- If serving a salad, wait to dress the greens until ready to serve. This will prevent things from becoming soggy.
Choosing a wine. Rosé wines are a popular choice for picnics. Served slightly chilled, these wines can act as a refreshing go-between either a red or a white. I prefer those that are less sweet. Otherwise, a crisp, chilled Sauvignon Blanc or Chardonnay can be nice on a hot day, or a lighter Pinot Noir will also suffice for those who are more inclined to drink reds.
- Bottled water, fruit juices, craft sodas, and beer make good beverage choices too. Just keep in mind that these tend to be the heaviest items, so pack accordingly.
Choosing a cheese. If you’ll be picnicking on a hot day, it’s best to choose a firm, low-moisture cheese since soft cheeses can get gooey. Aged Gouda, Asiago, Manchego, or Pecorino (Fiore) Sardo are good options.
I’m a big advocate of keeping things simple. For that reason, I always like throwing together a simple cheese board. An assortment of cheese, bread, cured meats, and fruit makes the perfect lunch, while requiring little to no preparation.
Sharp White Cheddar Cheese, sliced
Aged Blue Cheese
Sopressatta, sliced paper thin
Toasted French Bread Slices
Prepare and assemble ingredients onto a large cutting board. Serve.
Turkey Pesto Submarine Sandwich
You can also never go wrong with packing delicious sandwiches for your picnic. This is one of my favorites.
1 French Baguette
4 oz. Prepared Pesto
½ lb Sliced Turkey
1 Vine Ripe Tomato, sliced
¼ Red Onion, sliced thin
1 Handful Arugula or shredded lettuce
Slice baguette lengthwise, and smear pesto on both cut sides of bread.
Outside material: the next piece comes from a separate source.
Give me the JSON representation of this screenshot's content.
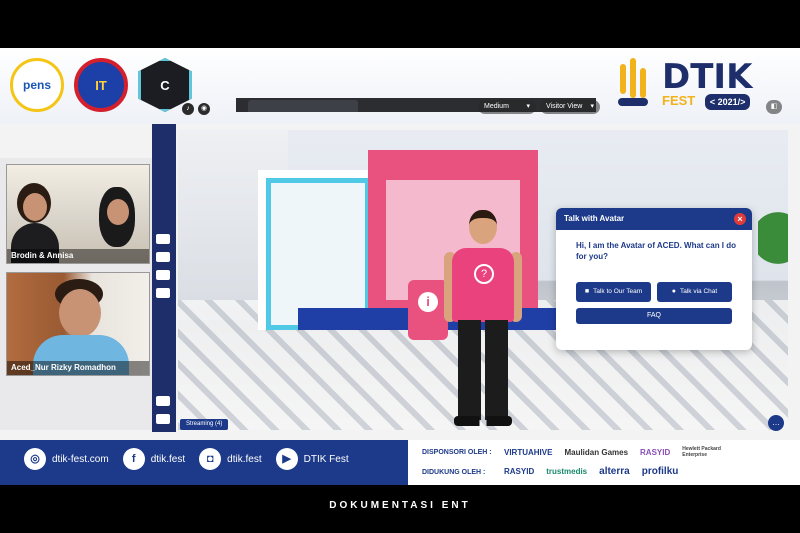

Pile the remaining ingredients onto the sandwich and top off with remaining half of bread. If serving in small portions, insert toothpicks vertically into the sandwich, every 2 – 3 inches. Using a knife, slice into individual serving portions. Serve.
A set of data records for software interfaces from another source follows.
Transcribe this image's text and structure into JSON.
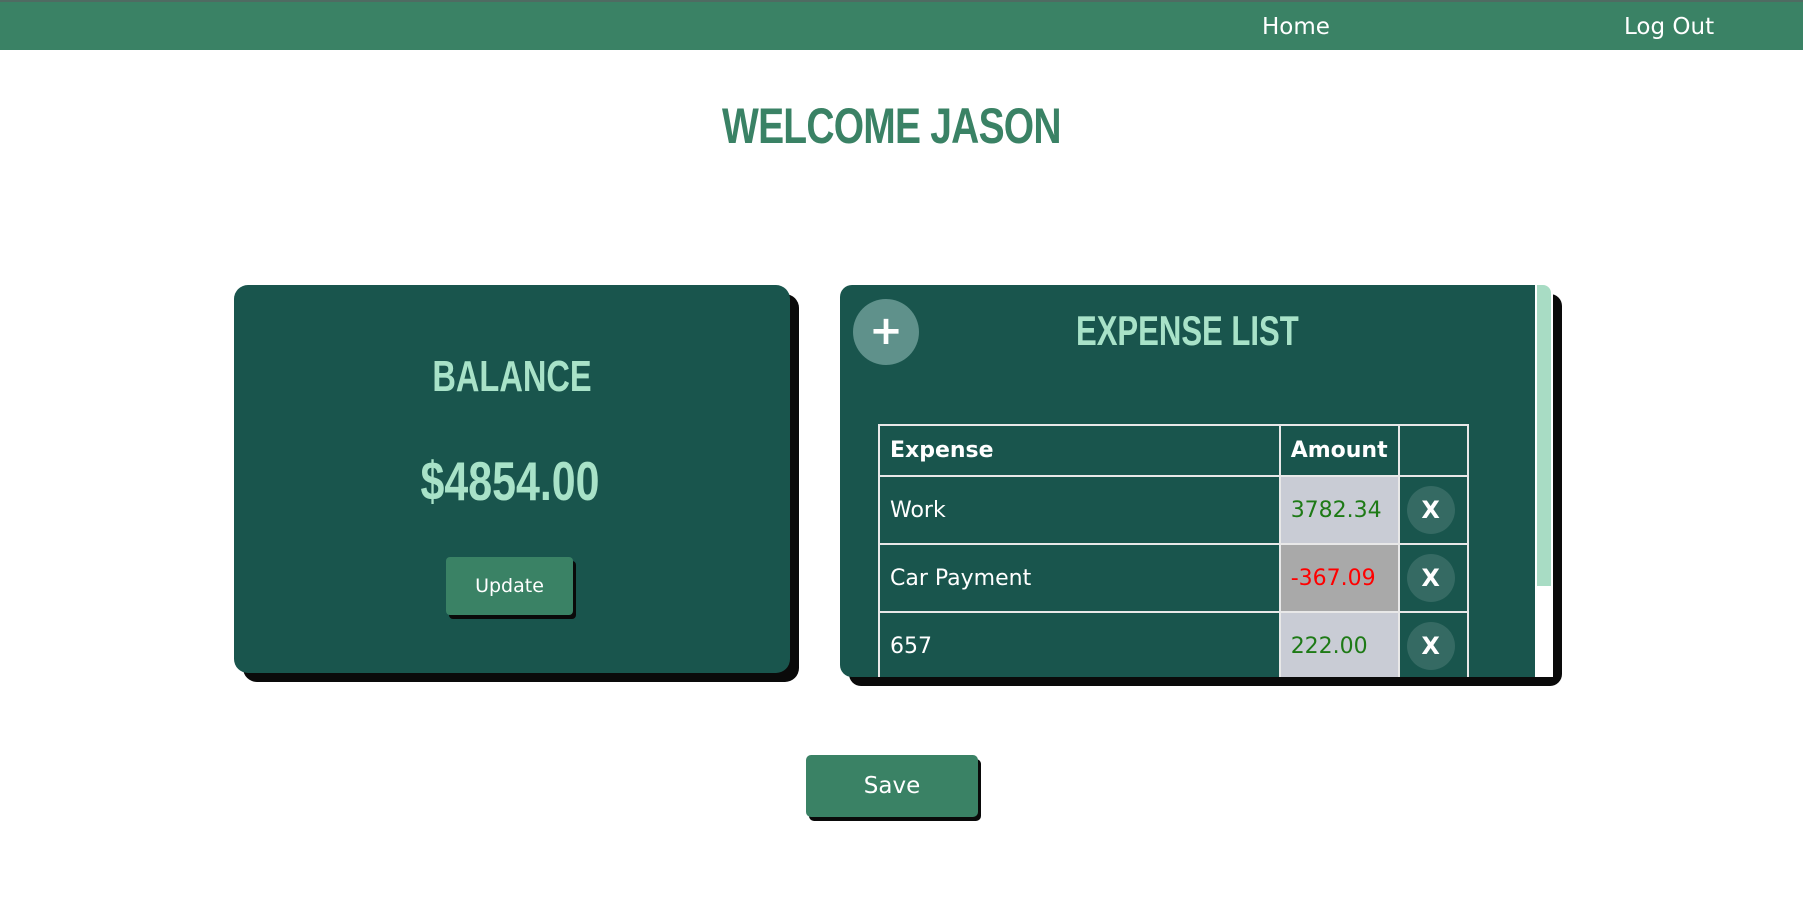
{
  "nav": {
    "home_label": "Home",
    "logout_label": "Log Out"
  },
  "page": {
    "title": "WELCOME JASON"
  },
  "balance": {
    "heading": "BALANCE",
    "amount": "$4854.00",
    "update_label": "Update"
  },
  "expenses": {
    "heading": "EXPENSE LIST",
    "add_symbol": "+",
    "columns": [
      "Expense",
      "Amount",
      ""
    ],
    "delete_symbol": "X",
    "rows": [
      {
        "name": "Work",
        "amount": "3782.34",
        "type": "positive"
      },
      {
        "name": "Car Payment",
        "amount": "-367.09",
        "type": "negative"
      },
      {
        "name": "657",
        "amount": "222.00",
        "type": "positive"
      }
    ]
  },
  "actions": {
    "save_label": "Save"
  },
  "colors": {
    "primary": "#3a8265",
    "card": "#19554d",
    "accent": "#a8e2c8",
    "positive": "#1e7a16",
    "negative": "#ff0000"
  }
}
Lastly, have fun! Share with us your comments and tips for pulling off the perfect picnic!